Whichever lines of the entries hold the word "name" should be identified and copied.

[Input data Boundary: Start]

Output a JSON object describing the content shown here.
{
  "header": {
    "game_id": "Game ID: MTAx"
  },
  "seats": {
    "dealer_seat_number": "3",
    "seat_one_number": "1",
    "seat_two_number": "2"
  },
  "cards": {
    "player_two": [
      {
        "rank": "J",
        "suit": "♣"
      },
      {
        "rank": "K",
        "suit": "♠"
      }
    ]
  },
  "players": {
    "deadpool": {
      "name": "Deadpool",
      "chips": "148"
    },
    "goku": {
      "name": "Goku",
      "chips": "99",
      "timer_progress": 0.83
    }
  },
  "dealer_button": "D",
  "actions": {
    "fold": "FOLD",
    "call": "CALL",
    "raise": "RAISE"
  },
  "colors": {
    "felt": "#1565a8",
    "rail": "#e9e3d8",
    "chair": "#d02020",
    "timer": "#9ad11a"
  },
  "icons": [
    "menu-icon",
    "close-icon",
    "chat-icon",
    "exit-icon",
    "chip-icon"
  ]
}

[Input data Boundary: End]
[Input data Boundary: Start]

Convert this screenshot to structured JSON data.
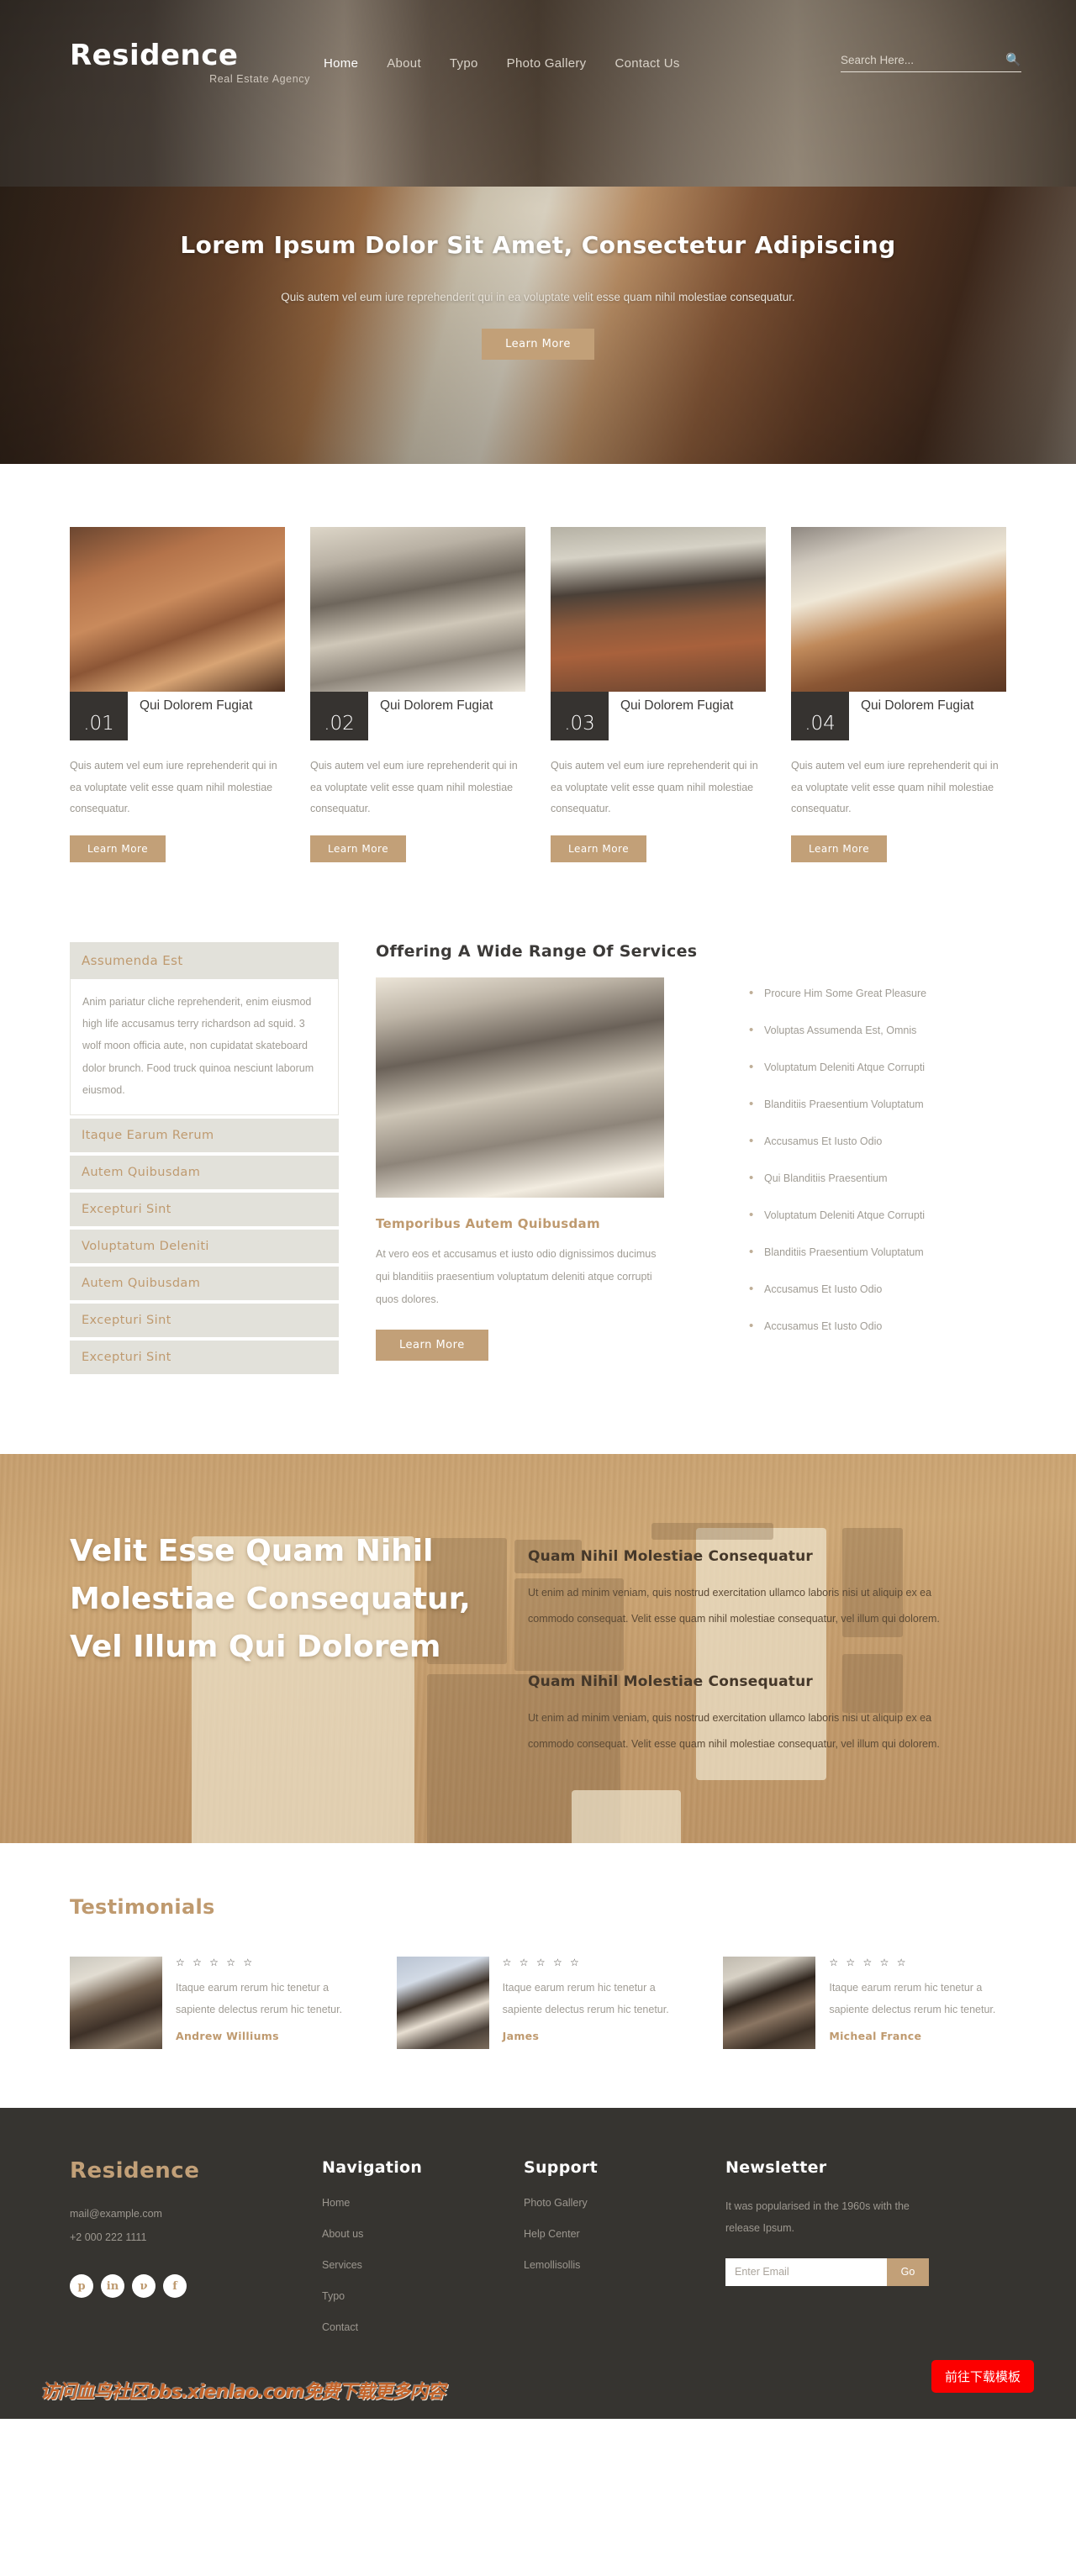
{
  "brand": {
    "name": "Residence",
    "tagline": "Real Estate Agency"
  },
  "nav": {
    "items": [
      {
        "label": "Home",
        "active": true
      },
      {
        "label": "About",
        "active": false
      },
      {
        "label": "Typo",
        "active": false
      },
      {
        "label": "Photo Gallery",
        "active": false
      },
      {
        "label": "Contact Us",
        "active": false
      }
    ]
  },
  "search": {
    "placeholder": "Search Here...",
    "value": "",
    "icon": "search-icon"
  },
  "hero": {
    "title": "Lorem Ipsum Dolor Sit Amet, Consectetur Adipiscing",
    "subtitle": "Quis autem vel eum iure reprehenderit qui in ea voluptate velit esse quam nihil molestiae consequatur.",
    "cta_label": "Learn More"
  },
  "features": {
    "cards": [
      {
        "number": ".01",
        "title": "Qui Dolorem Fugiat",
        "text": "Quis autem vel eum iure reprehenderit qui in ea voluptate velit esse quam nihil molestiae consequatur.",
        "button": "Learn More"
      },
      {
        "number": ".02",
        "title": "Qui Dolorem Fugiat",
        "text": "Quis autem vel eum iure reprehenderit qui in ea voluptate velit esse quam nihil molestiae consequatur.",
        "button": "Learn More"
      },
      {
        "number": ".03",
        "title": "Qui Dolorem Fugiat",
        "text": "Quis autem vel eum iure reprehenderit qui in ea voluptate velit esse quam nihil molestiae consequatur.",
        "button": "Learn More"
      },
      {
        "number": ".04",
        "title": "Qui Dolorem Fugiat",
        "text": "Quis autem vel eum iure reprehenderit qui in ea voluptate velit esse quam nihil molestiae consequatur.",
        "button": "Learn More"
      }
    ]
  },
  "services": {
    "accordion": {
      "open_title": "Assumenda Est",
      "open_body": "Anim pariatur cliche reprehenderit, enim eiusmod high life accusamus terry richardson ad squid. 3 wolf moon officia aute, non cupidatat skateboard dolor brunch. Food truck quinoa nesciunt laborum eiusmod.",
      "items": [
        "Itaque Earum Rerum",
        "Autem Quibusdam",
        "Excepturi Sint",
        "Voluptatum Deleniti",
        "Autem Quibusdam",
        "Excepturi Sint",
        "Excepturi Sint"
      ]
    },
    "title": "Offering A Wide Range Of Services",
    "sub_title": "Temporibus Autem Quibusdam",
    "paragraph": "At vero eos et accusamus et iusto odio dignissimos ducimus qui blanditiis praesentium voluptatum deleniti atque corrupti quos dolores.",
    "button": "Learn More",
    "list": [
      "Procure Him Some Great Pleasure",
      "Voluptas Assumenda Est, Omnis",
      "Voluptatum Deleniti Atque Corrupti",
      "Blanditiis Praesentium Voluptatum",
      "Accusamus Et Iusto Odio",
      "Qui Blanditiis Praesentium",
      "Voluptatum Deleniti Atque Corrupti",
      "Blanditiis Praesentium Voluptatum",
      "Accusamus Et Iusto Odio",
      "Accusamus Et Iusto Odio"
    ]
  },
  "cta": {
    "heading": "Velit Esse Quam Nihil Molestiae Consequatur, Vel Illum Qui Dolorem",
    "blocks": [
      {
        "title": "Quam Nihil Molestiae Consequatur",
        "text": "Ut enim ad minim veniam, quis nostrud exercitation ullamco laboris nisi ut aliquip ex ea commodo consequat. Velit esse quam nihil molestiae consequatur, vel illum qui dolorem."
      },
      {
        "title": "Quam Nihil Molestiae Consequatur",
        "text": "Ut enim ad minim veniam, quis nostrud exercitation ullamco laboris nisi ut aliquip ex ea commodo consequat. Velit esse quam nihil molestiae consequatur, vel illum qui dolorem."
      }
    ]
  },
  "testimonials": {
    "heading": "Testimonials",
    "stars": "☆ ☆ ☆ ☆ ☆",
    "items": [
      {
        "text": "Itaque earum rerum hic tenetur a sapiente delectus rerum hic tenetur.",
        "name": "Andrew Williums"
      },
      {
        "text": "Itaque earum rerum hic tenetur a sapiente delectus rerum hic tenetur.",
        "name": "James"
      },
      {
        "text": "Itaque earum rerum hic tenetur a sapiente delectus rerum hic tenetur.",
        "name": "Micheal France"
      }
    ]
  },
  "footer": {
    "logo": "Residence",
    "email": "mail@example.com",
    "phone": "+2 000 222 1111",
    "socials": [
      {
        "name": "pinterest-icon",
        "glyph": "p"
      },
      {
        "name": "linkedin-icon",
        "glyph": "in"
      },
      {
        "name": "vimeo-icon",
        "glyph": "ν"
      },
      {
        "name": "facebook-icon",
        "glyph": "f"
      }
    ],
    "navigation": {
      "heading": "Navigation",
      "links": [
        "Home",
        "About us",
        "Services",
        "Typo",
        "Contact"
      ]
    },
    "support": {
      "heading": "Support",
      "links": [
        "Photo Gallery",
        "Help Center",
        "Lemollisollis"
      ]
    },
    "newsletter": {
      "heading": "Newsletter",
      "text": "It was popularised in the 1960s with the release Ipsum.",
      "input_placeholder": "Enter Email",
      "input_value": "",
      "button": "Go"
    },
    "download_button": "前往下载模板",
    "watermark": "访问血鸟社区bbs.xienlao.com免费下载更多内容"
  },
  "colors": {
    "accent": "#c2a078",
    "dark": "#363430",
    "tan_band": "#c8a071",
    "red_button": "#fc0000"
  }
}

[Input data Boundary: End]

[Result]:
      "name": "Deadpool",
      "name": "Goku",
    "name": "Residence",
        "name": "Andrew Williums"
        "name": "James"
        "name": "Micheal France"
        "name": "pinterest-icon",
        "name": "linkedin-icon",
        "name": "vimeo-icon",
        "name": "facebook-icon",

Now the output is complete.